Generation Me

Given some recent observations, including one of my cohorts writing his thoughts on Twitter last week, I think it’s time to take a look at the center of everyone’s attention:


Not “me” in the literal sense of Chris Aballo as a person or soul (or blog), but more the way we let everyone know what we’re up to, whether they should know or not.

Humanity has an insatiable interest in what goes on with others, whether it’s out of genuine concern, desire to be included, or simply wanting to have dirt on someone else.  In the last ten years, voyeurism has become a major part of American life through the advent of “reality” TV.  I use the phrase “reality” TV very loosely because the phrase is an oxymoron.  You either have the boring hour-to-hour sitting at traffic lights or waiting in line at Fivebucks Starbucks or you have back-stabbing, drama-breeding, voyeuristic entertainment.  The two cannot coexist (kind of like a two-party political system).  This leaves us with self-important D-list divas and know-it-all alpha males posturing around showing us how great they have it in life.  It’s entertainment which takes us away from our lives and makes us focus on someone else for a little while.

I’m sure there are a few readers out there crying about how they tune in to enjoy the stupidity of others for their selfish entertainment.  While they’ve convinced themselves this is true, you can take your cues from nature and find stupidity all around you in the real world.  Hey, if you really want to immerse yourself in the stupidity of others, go to the mall on a Friday night or daytime on a Saturday, especially during this time of year.  Idiocy is abundant when you’re out in public, but you can observe it and get a laugh or two while grabbing some lunch and snagging a few presents for loved ones.  Sounds better than sitting on the couch pounding down “Diet” Coke and multiple 100 calorie packs while watching one of the endless stream of Kardashians shop, date a jock, or “design” clothes.

The other component of the “ME” equation is social networking.  I love social networking sites and find them to be extraordinarily useful when trying to keep in touch with vast quantities of people all at once.  MySpace is where I got my start at this, and Facebook expanded upon it by allowing tagging and a news feed in a format which changes several times a month.  If I have anything really interesting to say to people I personally know, my outlet of choice is Facebook.

However, some people use Facebook as a means of getting attention.  Okay, I do pollute the occasional news feed with plugs for this web site, but, for me, that is way more productive than one of those sad bastard statuses like “things never work out the way I hope” or “just can’t wait for today to be over.”  Call your mother if you want to cry. (indignant tone) Keep your petty temporary problems to yourself and out of my social network!  Clearly you want attention and maybe some will give it to you, but not me.  I hate this “poor me” attitude anyway, but throwing an open house for people to come by and tell you how “it’s not your fault” and how “the world beats everybody up from time to time” is just another means of grabbing attention.  This is the Generation Me complex at work.  Alas, this is the logical result of dealing with people online or in person, as far as having to put up with their nonsense.  Frankly, I don’t accept or send friend requests to anyone I’m not personally interested in.  Just because we were in the same graduating class doesn’t me I want to see an hourly mUpload (patent pending) of your toothless infant, and chances are you don’t want to read my bizarre thoughts either.  Unless we’re in touch in the real world, I see no point in harboring digital friendships.

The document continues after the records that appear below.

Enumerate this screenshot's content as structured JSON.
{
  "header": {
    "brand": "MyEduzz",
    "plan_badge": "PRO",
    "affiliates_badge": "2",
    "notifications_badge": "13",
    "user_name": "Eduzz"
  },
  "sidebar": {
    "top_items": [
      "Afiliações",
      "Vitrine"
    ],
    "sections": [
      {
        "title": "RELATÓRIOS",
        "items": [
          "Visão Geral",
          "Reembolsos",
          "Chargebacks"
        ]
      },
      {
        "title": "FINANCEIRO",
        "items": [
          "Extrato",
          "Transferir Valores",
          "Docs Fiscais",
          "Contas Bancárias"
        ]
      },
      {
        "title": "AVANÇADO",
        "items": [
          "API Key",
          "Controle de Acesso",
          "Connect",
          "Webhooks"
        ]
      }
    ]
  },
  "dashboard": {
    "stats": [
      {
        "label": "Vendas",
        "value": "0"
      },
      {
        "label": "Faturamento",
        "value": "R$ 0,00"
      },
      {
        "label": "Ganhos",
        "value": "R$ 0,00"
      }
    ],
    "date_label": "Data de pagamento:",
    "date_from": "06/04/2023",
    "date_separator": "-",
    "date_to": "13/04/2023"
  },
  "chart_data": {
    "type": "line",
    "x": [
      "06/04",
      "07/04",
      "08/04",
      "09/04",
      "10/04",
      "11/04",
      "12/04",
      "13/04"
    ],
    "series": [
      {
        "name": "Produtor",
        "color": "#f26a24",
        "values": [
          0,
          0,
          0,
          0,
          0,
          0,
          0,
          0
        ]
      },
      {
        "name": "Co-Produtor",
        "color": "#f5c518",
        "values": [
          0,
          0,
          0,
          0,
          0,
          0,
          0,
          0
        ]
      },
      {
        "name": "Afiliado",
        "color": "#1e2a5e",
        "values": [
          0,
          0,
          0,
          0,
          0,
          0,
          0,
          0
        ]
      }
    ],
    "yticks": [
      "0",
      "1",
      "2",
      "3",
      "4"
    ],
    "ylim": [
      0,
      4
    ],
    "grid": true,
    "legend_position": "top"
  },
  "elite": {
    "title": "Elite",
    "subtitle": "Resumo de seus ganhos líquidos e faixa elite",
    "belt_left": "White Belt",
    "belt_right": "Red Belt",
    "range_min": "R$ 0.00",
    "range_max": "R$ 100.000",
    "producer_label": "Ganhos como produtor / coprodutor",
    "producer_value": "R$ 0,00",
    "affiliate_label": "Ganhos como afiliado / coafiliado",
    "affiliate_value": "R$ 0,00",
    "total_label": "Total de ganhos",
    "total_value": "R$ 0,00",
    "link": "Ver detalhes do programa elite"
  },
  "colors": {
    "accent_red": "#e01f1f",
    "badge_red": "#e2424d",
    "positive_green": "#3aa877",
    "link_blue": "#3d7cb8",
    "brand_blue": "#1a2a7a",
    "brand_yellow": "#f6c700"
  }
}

The remainder of this blog will no longer be filled with excessive use of quotation marks.  We apologize for any ocular distress caused up to this point.

– The Quotemaster General

While there is a sense of personal community on sites like Facebook, some have gotten sick of…I’m not actually sure what they’re so sick of…and have turned exclusively to Twitter.  Twitter is the ultimate embodiment of the values of Generation Me.  Look at what I’m doing, what I’m seeing, what I thought of.  I avoided Twitter for the longest time and finally gave in when it came time to launch this website, when the four founders agreed we would open individual accounts and make use of it as a means of getting ourselves out there.  I enjoy throwing some musings up on Twitter and reading what others have to say but I find I’m less about my narrow purposes and more about sharing space with people I find interesting.  I’m not in it for the followers or to have a platform through which I can make my entertainment known.  I like seeing the random photos Tom Hanks posts and the article links Jillian Michaels throws on her feed.  Sharing a space with these people shrinks a big world into a small app on a mobile device and puts us all on the same plane, if only for a few minutes of my day.  Yes, I’m interested in what others have to say too.  Not about their newest fragrance release or their shallow political thoughts, but just their day to day.  Plus, it’s pretty funny to discover just how normal some people are.

A member of Generation Me is someone who has more regard for their own significance and less regard for the world around them.  There is a big world out there and we need to recognize it and be a part of it rather than just put our two cents into a digital feed whenever it comes to us.  It would be a nice if our emphasis was less on the “I” of ourselves and the names of our mobile devices and more about “we.”  That could be an amazing world.